When all is going well for Tottenham Hotspur, it can get a little tedious. Great for the fans, but for those writing about them, it’s easier when things are going bad for the club, not that I’m complaining.
Heading into the encounter on the back of two impressive league wins – a 3-1 win over West Ham United was followed by a nervy 2-1 victory against Liverpool – and it’s no shock that confidence is high. Nevertheless, when the two teams strolled out at Craven Cottage on Saturday afternoon, many were apprehensive about the upcoming encounter.
Heading into the London derby, Tottenham Hotspur hadn’t lost in four Premier League games between the two sides, winning all and conceding just twice. On top of that, Fulham were on the back of six Premier League games without a win.
But this is Spurs – anything can happen when they emerge from the tunnel and onto the pitch. After a drab first-half, my fears subsided when Sandro smashed home from 35-yards, before a Jermain Defoe double secured the three points as the visitors mustered only their second clean sheet of the season.
However, there are underlying problems afoot for Tottenham Hotspur. I’m not talking about Andre Villas-Boas or the goalkeeper situation; that’s all resolved as far as I’m concerned. Injuries have previously played their part for the North London side in the past and today there was the possibility that the curse could strike again.
Both Michael Dawson and Gareth Bale hobbled off either side of half-time, the duo clutching their respective hamstrings forcing Villas-Boas into changes. Fortunately, news on Saturday evening suggested both players won’t be out for more than two weeks, which is a huge relief it has to be said.
The pairing have been impressive during the last two Premiership encounters and it’s fortunate that neither will be joining Scott Parker, Younes Kaboul and Benoit Assou-Ekotto for an extended stay in the treatment room, the trio of which are yet to return to first-team training.

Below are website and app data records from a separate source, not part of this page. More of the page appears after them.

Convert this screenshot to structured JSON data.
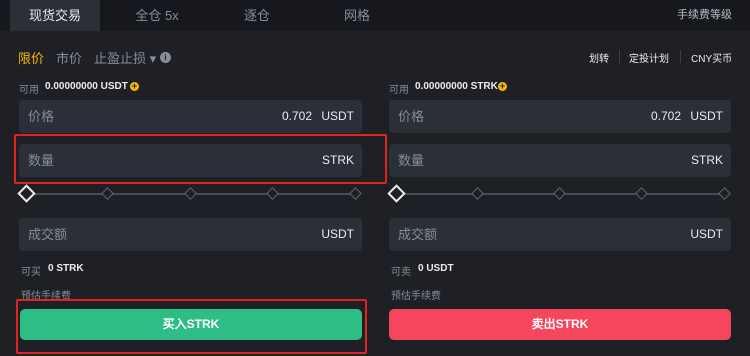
{
  "tabs": [
    "现货交易",
    "全仓 5x",
    "逐仓",
    "网格"
  ],
  "fee_link": "手续费等级",
  "order_types": [
    "限价",
    "市价",
    "止盈止损 ▾"
  ],
  "right_links": [
    "划转",
    "定投计划",
    "CNY买币"
  ],
  "buy": {
    "avail_label": "可用",
    "avail_value": "0.00000000 USDT",
    "price_label": "价格",
    "price_value": "0.702",
    "price_unit": "USDT",
    "qty_label": "数量",
    "qty_unit": "STRK",
    "total_label": "成交额",
    "total_unit": "USDT",
    "max_label": "可买",
    "max_value": "0 STRK",
    "fee_label": "预估手续费",
    "button": "买入STRK"
  },
  "sell": {
    "avail_label": "可用",
    "avail_value": "0.00000000 STRK",
    "price_label": "价格",
    "price_value": "0.702",
    "price_unit": "USDT",
    "qty_label": "数量",
    "qty_unit": "STRK",
    "total_label": "成交额",
    "total_unit": "USDT",
    "max_label": "可卖",
    "max_value": "0 USDT",
    "fee_label": "预估手续费",
    "button": "卖出STRK"
  },
  "colors": {
    "accent": "#f0b90b",
    "buy": "#2ebd85",
    "sell": "#f6465d",
    "highlight": "#e02424"
  }
}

Spurs have certainly soldiered on in recent weeks and despite a poor turn of form following the win over Aston Villa, still find themselves in joint third behind Chelsea on goal difference. Credit must go to Villas-Boas, who was left short upon the close of the transfer window following the sales of Luka Modric and Rafael van der Vaart and the retirement of Ledley King.
Granted, Mousa Dembélé, Gylfi Sigurdsson, Clint Dempsey and Jan Vertonghen were all brought in to replace the trio, but it can be argued that the departures performed to a higher standard than the arrivals.

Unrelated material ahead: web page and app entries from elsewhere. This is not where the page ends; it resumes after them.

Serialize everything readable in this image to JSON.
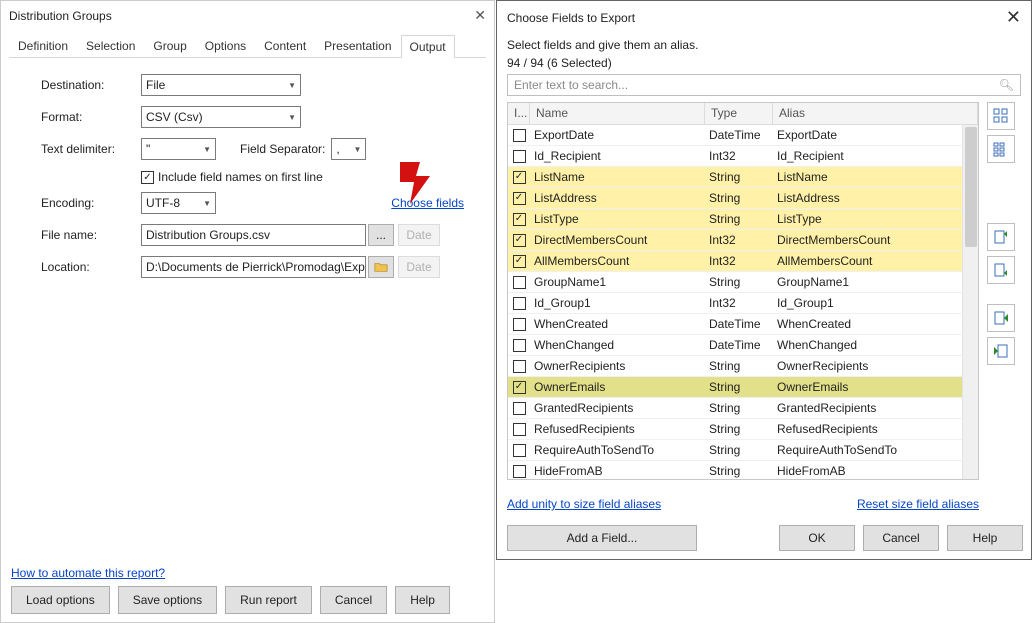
{
  "leftDialog": {
    "title": "Distribution Groups",
    "tabs": [
      "Definition",
      "Selection",
      "Group",
      "Options",
      "Content",
      "Presentation",
      "Output"
    ],
    "activeTab": "Output",
    "labels": {
      "destination": "Destination:",
      "format": "Format:",
      "textDelimiter": "Text delimiter:",
      "fieldSeparator": "Field Separator:",
      "include": "Include field names on first line",
      "encoding": "Encoding:",
      "chooseFields": "Choose fields",
      "fileName": "File name:",
      "location": "Location:",
      "date": "Date",
      "automate": "How to automate this report?"
    },
    "values": {
      "destination": "File",
      "format": "CSV (Csv)",
      "textDelimiter": "\"",
      "fieldSeparator": ",",
      "encoding": "UTF-8",
      "fileName": "Distribution Groups.csv",
      "location": "D:\\Documents de Pierrick\\Promodag\\Exp"
    },
    "buttons": {
      "loadOptions": "Load options",
      "saveOptions": "Save options",
      "runReport": "Run report",
      "cancel": "Cancel",
      "help": "Help"
    }
  },
  "rightDialog": {
    "title": "Choose Fields to Export",
    "desc": "Select fields and give them an alias.",
    "count": "94 / 94 (6 Selected)",
    "searchPlaceholder": "Enter text to search...",
    "headers": {
      "i": "I...",
      "name": "Name",
      "type": "Type",
      "alias": "Alias"
    },
    "rows": [
      {
        "checked": false,
        "name": "ExportDate",
        "type": "DateTime",
        "alias": "ExportDate",
        "hl": ""
      },
      {
        "checked": false,
        "name": "Id_Recipient",
        "type": "Int32",
        "alias": "Id_Recipient",
        "hl": ""
      },
      {
        "checked": true,
        "name": "ListName",
        "type": "String",
        "alias": "ListName",
        "hl": "sel"
      },
      {
        "checked": true,
        "name": "ListAddress",
        "type": "String",
        "alias": "ListAddress",
        "hl": "sel"
      },
      {
        "checked": true,
        "name": "ListType",
        "type": "String",
        "alias": "ListType",
        "hl": "sel"
      },
      {
        "checked": true,
        "name": "DirectMembersCount",
        "type": "Int32",
        "alias": "DirectMembersCount",
        "hl": "sel"
      },
      {
        "checked": true,
        "name": "AllMembersCount",
        "type": "Int32",
        "alias": "AllMembersCount",
        "hl": "sel"
      },
      {
        "checked": false,
        "name": "GroupName1",
        "type": "String",
        "alias": "GroupName1",
        "hl": ""
      },
      {
        "checked": false,
        "name": "Id_Group1",
        "type": "Int32",
        "alias": "Id_Group1",
        "hl": ""
      },
      {
        "checked": false,
        "name": "WhenCreated",
        "type": "DateTime",
        "alias": "WhenCreated",
        "hl": ""
      },
      {
        "checked": false,
        "name": "WhenChanged",
        "type": "DateTime",
        "alias": "WhenChanged",
        "hl": ""
      },
      {
        "checked": false,
        "name": "OwnerRecipients",
        "type": "String",
        "alias": "OwnerRecipients",
        "hl": ""
      },
      {
        "checked": true,
        "name": "OwnerEmails",
        "type": "String",
        "alias": "OwnerEmails",
        "hl": "sel2"
      },
      {
        "checked": false,
        "name": "GrantedRecipients",
        "type": "String",
        "alias": "GrantedRecipients",
        "hl": ""
      },
      {
        "checked": false,
        "name": "RefusedRecipients",
        "type": "String",
        "alias": "RefusedRecipients",
        "hl": ""
      },
      {
        "checked": false,
        "name": "RequireAuthToSendTo",
        "type": "String",
        "alias": "RequireAuthToSendTo",
        "hl": ""
      },
      {
        "checked": false,
        "name": "HideFromAB",
        "type": "String",
        "alias": "HideFromAB",
        "hl": ""
      }
    ],
    "links": {
      "addUnity": "Add unity to size field aliases",
      "reset": "Reset size field aliases"
    },
    "buttons": {
      "addField": "Add a Field...",
      "ok": "OK",
      "cancel": "Cancel",
      "help": "Help"
    }
  }
}
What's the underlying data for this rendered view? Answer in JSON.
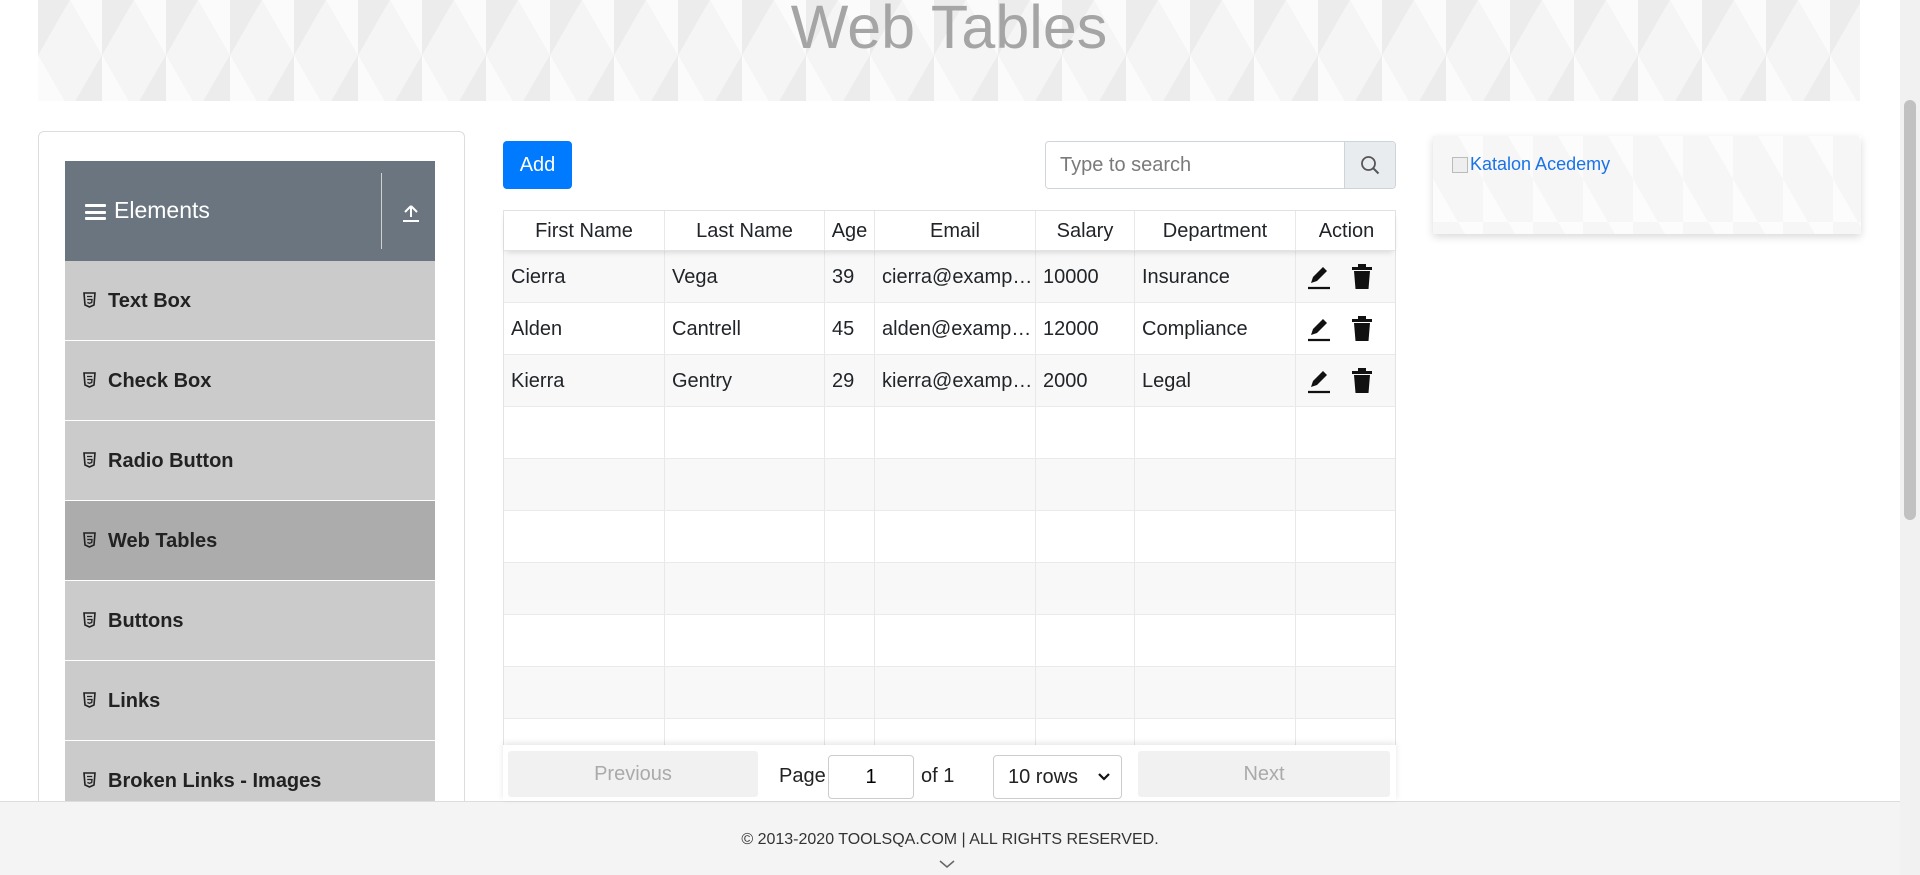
{
  "page": {
    "title": "Web Tables"
  },
  "sidebar": {
    "group_title": "Elements",
    "items": [
      {
        "label": "Text Box",
        "active": false
      },
      {
        "label": "Check Box",
        "active": false
      },
      {
        "label": "Radio Button",
        "active": false
      },
      {
        "label": "Web Tables",
        "active": true
      },
      {
        "label": "Buttons",
        "active": false
      },
      {
        "label": "Links",
        "active": false
      },
      {
        "label": "Broken Links - Images",
        "active": false
      }
    ]
  },
  "toolbar": {
    "add_label": "Add",
    "search_placeholder": "Type to search",
    "search_value": ""
  },
  "table": {
    "columns": [
      "First Name",
      "Last Name",
      "Age",
      "Email",
      "Salary",
      "Department",
      "Action"
    ],
    "rows": [
      [
        "Cierra",
        "Vega",
        "39",
        "cierra@example.com",
        "10000",
        "Insurance"
      ],
      [
        "Alden",
        "Cantrell",
        "45",
        "alden@example.com",
        "12000",
        "Compliance"
      ],
      [
        "Kierra",
        "Gentry",
        "29",
        "kierra@example.com",
        "2000",
        "Legal"
      ]
    ],
    "empty_rows": 7
  },
  "pagination": {
    "previous_label": "Previous",
    "next_label": "Next",
    "page_label": "Page",
    "page_value": "1",
    "of_label": "of 1",
    "rows_selected": "10 rows"
  },
  "ad": {
    "alt_text": "Katalon Acedemy"
  },
  "footer": {
    "copyright": "© 2013-2020 TOOLSQA.COM | ALL RIGHTS RESERVED."
  },
  "icons": {
    "menu": "hamburger-icon",
    "collapse": "upload-arrow-icon",
    "item": "html5-icon",
    "search": "magnifier-icon",
    "edit": "pencil-icon",
    "delete": "trash-icon",
    "footer": "chevron-down-icon"
  },
  "colors": {
    "primary": "#007bff",
    "sidebar_header": "#6b7580",
    "menu_item": "#cbcbcb",
    "menu_item_active": "#acacac"
  }
}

The loss of Dembélé, in particular, was felt significantly and it’s no surprise that the return to winning ways, West Ham aside, has coincided with his recovery from a hip problem. At present, with Bale and Dawson only ruled out for a fortnight at most, it’s fortunate that two key squad members won’t be out for longer.
But how long until a long-term injury completely derails the campaign? Dembélé’s loss was hard felt, with no adequate backup to cover for the Belgian. If he’s ruled out again, the form will drop. The same can be said in the front-line, with only Defoe and Emmanuel Adebayor the two registered strikers available to Villas-Boas.
With the latter departing for the African Cup of Nations in January, another front-man is pivotal. On top of that, signing a ball playing midfielder to provide the creativity from deep is also essential. Dembélé has done an astute job in the position alongside Sandro, but many are of the opinion that the 25-year-old would be better suited further forward.
It’s echoing the calls that investment in January is essential. With teams around Tottenham Hotspur faltering at present, the chance to capitalise is all but within their grasp. Villas-Boas has previously insisted that he is after a top four finish and that can be achieved.
However, if injuries once again rear their ugly head, it could all but end the pursuit for Champions League qualification. Saturday left the heart of many a Spurs fan in their mouth, fortunately finding out the initial prognosis isn’t as bad as first feared.
But it is a warning of what could happen. Tottenham Hotpur haven’t invested to their full capability over recent January transfer windows. If not, the club could be ruing the opportunity not to do so, especially if injuries to key players leave them sidelined for a substantial period of time.